Brundage suggests the number of lynchings dropped because “the violent hostility of white residents toward blacks waned when blacks failed to secure a significant role in the region’s changing economy.” Early in the coal boom, Brundage says, black miners gravitated to the coalfields in West Virginia, leaving those in Southwest Virginia much less racially mixed.
He points out that the upheaval in Southwest Virginia had no counterpart in eastern Virginia, where industries (and racial demographics) were much more settled. He says the “flurry of mob violence” Southwest Virginia during that time was “an attempt by whites to define the status of blacks.”
His argument is echoed on this website (apparently developed for a class by a George Mason University professor): http://www.virginiaplaces.org/geology/coalshape.html
“Due to the immigration of different cultural groups and the associated social disruption, more lynchings occurred in Southwest Virginia between the Civil War and World War I than in any other section of Virginia,” the site says. “The number of blacks in Southwest Virginia were much fewer than in Southside, and white Virginians in Tidewater and Southside were no more tolerant than the whites in the Southwest. The high number of lynchings in Southwest Virginia reflected the tension of new immigrants creating new rules of behavior in a new setting, in contrast to the well-understood social boundaries between whites and blacks further east.”
I think this makes sense. It doesn’t seem to me to be in any conflict with the argument in the EJI report, which is that lynchings were terrorism, a brutal attempt to subjugate blacks and, essentially, teach them their place by terrorizing them.

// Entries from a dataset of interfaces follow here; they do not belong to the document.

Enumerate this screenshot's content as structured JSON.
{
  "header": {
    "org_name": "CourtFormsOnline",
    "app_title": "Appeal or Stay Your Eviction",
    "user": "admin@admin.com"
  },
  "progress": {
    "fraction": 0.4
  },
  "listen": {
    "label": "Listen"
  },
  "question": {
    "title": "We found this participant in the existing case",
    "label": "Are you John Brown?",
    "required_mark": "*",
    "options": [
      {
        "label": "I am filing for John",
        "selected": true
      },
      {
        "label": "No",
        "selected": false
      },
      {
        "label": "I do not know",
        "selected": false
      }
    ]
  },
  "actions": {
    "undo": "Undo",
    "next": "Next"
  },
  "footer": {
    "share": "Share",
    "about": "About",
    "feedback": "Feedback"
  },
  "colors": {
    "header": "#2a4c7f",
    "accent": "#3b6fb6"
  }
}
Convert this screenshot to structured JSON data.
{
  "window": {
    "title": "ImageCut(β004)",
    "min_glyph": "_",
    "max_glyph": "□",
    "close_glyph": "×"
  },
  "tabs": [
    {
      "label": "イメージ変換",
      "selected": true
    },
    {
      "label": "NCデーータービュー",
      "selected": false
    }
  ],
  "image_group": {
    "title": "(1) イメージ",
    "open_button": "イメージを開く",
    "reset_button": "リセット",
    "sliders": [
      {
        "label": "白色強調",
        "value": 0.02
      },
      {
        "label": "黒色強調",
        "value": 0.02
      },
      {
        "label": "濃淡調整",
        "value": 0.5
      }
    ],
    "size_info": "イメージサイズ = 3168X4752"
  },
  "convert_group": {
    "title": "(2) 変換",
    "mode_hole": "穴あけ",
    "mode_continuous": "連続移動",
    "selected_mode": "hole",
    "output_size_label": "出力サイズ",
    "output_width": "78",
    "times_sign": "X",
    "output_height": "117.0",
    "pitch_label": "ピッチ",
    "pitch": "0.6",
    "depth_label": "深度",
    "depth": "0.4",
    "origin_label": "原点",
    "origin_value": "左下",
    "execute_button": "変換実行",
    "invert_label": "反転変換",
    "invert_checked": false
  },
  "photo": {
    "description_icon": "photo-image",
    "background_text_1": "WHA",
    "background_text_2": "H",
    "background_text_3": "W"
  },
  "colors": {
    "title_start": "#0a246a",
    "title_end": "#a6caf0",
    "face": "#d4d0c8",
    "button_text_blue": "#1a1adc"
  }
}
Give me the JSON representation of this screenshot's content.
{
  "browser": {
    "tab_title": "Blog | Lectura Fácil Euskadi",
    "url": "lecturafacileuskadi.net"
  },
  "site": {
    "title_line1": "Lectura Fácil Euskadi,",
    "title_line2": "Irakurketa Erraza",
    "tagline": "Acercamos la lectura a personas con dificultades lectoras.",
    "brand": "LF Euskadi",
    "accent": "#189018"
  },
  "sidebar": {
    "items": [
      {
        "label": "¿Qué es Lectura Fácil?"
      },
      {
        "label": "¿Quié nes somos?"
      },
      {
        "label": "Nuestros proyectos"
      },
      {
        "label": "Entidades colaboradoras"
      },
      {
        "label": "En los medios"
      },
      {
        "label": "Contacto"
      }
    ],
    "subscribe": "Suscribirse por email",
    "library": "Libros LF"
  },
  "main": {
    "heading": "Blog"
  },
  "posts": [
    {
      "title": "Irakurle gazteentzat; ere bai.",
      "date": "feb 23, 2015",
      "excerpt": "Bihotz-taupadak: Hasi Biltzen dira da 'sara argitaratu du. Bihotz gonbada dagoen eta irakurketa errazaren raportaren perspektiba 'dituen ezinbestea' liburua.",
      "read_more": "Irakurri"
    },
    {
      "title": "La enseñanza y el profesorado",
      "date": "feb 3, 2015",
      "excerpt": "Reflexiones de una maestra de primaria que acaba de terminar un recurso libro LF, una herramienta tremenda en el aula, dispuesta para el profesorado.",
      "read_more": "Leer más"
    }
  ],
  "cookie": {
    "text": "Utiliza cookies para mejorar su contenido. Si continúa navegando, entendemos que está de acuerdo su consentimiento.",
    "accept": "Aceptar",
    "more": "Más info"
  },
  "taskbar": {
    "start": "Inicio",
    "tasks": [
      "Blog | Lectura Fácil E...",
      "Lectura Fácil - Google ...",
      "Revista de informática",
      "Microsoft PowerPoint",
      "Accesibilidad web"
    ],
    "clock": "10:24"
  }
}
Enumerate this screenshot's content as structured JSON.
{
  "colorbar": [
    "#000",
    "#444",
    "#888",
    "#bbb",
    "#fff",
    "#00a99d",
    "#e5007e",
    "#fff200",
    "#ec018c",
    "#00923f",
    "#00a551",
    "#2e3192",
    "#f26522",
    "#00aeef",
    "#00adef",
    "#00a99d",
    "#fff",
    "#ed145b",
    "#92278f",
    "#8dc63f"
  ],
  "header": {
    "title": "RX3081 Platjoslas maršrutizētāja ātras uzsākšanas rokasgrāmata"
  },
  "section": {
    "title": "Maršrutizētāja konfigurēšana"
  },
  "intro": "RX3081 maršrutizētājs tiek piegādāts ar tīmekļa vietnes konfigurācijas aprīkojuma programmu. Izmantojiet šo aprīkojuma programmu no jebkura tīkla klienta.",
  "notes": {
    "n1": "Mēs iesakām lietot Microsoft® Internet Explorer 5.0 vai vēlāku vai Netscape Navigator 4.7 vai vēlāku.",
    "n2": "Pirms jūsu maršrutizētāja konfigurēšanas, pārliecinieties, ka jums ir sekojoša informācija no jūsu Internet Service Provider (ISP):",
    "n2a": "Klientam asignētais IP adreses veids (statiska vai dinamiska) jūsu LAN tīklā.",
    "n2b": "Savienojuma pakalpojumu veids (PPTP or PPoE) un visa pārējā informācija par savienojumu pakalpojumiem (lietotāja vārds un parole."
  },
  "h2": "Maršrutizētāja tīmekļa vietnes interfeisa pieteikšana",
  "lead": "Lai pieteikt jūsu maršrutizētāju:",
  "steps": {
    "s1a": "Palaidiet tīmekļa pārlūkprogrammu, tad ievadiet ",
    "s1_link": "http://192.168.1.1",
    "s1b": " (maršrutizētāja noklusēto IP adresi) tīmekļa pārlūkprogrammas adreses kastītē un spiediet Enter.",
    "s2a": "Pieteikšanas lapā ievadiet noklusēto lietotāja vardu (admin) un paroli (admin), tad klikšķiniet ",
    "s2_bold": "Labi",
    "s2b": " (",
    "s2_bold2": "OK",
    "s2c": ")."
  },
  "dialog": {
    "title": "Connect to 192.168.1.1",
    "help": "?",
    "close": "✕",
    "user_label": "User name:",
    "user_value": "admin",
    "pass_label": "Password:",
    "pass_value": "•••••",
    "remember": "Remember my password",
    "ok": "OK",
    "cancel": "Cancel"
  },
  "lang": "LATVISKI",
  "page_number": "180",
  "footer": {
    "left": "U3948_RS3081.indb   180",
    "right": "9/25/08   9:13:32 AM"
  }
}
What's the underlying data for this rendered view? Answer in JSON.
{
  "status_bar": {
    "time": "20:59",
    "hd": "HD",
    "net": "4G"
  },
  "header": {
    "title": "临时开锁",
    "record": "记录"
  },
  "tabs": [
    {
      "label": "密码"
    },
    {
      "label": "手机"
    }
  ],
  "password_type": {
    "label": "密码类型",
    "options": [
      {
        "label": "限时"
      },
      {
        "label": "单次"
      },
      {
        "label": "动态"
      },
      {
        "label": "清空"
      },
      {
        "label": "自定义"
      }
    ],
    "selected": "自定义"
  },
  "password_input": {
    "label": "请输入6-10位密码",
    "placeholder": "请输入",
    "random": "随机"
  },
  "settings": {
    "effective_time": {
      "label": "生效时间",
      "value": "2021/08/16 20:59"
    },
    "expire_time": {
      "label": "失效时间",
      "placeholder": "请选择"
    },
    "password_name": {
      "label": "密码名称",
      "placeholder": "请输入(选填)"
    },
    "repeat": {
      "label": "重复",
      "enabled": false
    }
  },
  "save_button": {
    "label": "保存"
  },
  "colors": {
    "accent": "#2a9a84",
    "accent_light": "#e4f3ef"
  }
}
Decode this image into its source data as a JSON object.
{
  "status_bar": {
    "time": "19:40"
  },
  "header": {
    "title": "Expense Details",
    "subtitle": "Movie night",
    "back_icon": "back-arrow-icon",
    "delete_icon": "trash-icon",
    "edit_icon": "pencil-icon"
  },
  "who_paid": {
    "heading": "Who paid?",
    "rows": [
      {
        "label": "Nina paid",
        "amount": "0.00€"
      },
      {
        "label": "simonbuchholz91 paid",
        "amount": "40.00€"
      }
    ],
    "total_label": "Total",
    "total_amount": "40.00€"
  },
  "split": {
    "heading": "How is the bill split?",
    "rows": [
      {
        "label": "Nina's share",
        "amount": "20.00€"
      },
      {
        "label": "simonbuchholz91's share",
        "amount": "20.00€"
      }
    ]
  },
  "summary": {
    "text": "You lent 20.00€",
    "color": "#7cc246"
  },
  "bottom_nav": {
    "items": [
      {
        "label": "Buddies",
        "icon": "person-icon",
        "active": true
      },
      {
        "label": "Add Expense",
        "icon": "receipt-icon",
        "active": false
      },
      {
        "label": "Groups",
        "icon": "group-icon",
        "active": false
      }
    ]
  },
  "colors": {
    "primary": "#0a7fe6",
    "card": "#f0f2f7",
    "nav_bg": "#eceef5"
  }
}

The EJI report also discusses how those lynchings shaped society and economic conditions for blacks through today. I’ll let their report speak for itself, but it’s clear in Southwest Virginia that that racial tension still has ramifications. I’ll use Buchanan County as an example. I have always heard that black people were warned, through the early 20th century, not to be caught in Buchanan after dark, and the excerpt from Brundage’s book seems to bear that out. What I do know for sure is that when a black law professor moved his family to Grundy so he could take a job teaching at the then-new Appalachian School of Law, it was news. As in, a news story in the Bluefield newspaper. In 1998 or 1999, I believe. About the first black family to move to Buchanan County in I don’t know how long.
Racism and terror definitely cast long, long shadows.